### WORK REQUIRED
Return copies of the lines below that mention "Younggle".

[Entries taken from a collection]
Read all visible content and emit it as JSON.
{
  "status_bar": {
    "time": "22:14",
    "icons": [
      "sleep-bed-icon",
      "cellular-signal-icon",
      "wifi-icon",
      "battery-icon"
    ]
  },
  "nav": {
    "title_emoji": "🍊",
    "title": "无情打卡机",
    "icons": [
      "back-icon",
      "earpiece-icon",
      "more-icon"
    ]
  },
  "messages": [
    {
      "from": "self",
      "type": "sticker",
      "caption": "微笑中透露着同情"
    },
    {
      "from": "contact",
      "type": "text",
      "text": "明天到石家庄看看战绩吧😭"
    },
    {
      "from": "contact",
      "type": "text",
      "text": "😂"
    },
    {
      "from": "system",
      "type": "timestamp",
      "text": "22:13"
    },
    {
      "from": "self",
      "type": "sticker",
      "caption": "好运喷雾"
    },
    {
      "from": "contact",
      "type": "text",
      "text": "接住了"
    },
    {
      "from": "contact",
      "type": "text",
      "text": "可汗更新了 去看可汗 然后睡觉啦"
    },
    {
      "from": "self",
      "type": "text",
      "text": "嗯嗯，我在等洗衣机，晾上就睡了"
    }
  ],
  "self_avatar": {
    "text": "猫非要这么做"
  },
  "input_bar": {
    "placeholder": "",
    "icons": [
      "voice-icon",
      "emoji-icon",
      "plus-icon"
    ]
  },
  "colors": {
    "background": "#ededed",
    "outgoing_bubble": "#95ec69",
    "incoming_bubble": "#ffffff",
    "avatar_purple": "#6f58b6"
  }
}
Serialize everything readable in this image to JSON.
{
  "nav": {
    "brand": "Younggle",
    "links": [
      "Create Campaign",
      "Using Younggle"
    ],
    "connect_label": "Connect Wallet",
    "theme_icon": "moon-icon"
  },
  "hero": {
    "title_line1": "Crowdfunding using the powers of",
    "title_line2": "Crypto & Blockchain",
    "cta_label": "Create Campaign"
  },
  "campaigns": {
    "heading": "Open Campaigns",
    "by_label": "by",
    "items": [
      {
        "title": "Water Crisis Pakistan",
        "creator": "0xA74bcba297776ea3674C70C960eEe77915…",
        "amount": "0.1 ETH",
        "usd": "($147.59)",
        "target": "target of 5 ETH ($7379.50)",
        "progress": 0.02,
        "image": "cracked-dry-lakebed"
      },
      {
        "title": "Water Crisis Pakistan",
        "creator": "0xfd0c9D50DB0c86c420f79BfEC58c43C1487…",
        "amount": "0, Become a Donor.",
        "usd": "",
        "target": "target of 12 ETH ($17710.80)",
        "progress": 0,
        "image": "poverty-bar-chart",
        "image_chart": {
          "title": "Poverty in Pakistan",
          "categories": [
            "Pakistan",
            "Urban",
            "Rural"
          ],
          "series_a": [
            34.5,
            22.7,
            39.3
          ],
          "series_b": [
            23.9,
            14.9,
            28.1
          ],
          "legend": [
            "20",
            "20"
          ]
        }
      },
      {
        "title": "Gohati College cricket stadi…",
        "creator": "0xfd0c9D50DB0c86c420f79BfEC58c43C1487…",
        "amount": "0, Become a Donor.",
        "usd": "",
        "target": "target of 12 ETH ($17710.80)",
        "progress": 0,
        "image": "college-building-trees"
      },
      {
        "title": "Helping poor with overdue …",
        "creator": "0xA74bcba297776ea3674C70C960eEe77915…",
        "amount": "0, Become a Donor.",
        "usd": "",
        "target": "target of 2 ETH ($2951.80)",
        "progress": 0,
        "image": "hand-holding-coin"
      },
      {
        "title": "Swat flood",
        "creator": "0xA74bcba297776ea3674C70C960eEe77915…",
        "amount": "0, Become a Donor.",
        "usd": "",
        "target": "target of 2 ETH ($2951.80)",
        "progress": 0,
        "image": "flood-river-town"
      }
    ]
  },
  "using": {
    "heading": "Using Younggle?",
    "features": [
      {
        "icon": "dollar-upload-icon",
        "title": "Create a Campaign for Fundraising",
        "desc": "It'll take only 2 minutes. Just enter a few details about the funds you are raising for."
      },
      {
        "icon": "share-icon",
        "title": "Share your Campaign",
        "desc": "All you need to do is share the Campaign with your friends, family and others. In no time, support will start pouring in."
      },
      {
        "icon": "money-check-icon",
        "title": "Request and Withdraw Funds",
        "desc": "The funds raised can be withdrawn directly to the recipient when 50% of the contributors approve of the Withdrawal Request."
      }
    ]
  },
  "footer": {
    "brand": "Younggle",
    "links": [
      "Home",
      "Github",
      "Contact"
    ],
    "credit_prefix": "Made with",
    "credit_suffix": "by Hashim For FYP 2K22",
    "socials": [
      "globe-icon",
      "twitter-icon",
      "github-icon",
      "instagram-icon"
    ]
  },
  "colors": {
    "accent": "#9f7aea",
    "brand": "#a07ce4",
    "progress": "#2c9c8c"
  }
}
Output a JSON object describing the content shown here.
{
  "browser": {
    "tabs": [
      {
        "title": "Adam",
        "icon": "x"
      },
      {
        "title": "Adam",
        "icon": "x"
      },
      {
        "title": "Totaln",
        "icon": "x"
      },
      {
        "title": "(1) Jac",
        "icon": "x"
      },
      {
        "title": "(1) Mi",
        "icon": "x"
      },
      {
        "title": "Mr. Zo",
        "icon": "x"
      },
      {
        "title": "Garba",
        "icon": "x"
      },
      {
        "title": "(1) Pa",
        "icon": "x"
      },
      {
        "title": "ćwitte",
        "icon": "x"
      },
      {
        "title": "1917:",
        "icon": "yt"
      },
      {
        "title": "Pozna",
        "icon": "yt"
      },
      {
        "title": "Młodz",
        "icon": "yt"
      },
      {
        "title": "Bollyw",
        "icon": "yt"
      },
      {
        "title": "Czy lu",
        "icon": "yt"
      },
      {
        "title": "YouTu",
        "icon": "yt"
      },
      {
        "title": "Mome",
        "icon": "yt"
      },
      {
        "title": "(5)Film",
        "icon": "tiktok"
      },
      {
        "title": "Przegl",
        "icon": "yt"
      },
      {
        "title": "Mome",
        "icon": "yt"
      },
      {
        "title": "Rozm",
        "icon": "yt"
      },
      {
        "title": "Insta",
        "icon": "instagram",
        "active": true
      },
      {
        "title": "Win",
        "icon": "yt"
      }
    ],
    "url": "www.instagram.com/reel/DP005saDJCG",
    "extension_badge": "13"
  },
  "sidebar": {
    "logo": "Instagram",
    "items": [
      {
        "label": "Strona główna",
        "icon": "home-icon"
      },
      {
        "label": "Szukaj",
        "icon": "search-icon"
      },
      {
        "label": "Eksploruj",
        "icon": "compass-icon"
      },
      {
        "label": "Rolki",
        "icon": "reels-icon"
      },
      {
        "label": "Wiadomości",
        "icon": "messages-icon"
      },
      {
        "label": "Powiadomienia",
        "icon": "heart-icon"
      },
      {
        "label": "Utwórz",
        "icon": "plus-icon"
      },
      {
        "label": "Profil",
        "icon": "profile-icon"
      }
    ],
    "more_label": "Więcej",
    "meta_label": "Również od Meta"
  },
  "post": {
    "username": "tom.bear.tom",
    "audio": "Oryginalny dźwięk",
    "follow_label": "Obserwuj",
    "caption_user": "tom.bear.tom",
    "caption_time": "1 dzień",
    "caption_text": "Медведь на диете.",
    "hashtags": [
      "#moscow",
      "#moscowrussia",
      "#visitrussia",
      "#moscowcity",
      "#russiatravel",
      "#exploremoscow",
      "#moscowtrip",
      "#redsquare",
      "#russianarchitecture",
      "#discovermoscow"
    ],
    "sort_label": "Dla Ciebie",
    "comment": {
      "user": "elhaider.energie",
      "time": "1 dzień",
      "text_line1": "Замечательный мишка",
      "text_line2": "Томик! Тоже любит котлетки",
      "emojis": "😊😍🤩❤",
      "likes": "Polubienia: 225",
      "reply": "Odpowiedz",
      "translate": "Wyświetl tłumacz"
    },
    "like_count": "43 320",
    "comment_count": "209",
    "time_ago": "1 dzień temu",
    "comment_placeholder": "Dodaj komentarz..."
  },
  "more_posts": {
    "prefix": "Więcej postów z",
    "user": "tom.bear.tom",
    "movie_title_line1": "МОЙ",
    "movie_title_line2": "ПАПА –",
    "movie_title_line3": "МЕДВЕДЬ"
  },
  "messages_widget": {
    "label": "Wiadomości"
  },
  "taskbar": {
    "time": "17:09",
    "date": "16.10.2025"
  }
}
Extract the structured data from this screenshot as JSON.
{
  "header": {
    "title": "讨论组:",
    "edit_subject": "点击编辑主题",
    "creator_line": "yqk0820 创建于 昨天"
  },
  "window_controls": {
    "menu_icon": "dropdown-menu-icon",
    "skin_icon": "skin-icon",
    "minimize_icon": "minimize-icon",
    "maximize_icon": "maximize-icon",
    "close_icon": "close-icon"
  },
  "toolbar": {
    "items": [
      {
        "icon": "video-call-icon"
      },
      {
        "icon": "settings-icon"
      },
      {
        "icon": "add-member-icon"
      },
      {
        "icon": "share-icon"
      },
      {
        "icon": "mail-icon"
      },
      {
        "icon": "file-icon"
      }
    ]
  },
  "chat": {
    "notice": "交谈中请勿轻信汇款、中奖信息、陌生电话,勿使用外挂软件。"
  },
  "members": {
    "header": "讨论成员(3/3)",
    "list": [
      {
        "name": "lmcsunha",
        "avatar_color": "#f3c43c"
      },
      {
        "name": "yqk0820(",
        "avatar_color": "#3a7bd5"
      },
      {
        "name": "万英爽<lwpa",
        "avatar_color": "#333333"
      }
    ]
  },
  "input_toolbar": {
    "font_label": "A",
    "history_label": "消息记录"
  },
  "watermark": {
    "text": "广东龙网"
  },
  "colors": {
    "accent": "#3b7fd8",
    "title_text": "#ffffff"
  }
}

### SOLUTION TO THIS EXERCISE
    "brand": "Younggle",
      "Using Younggle"
    "heading": "Using Younggle?",
    "brand": "Younggle",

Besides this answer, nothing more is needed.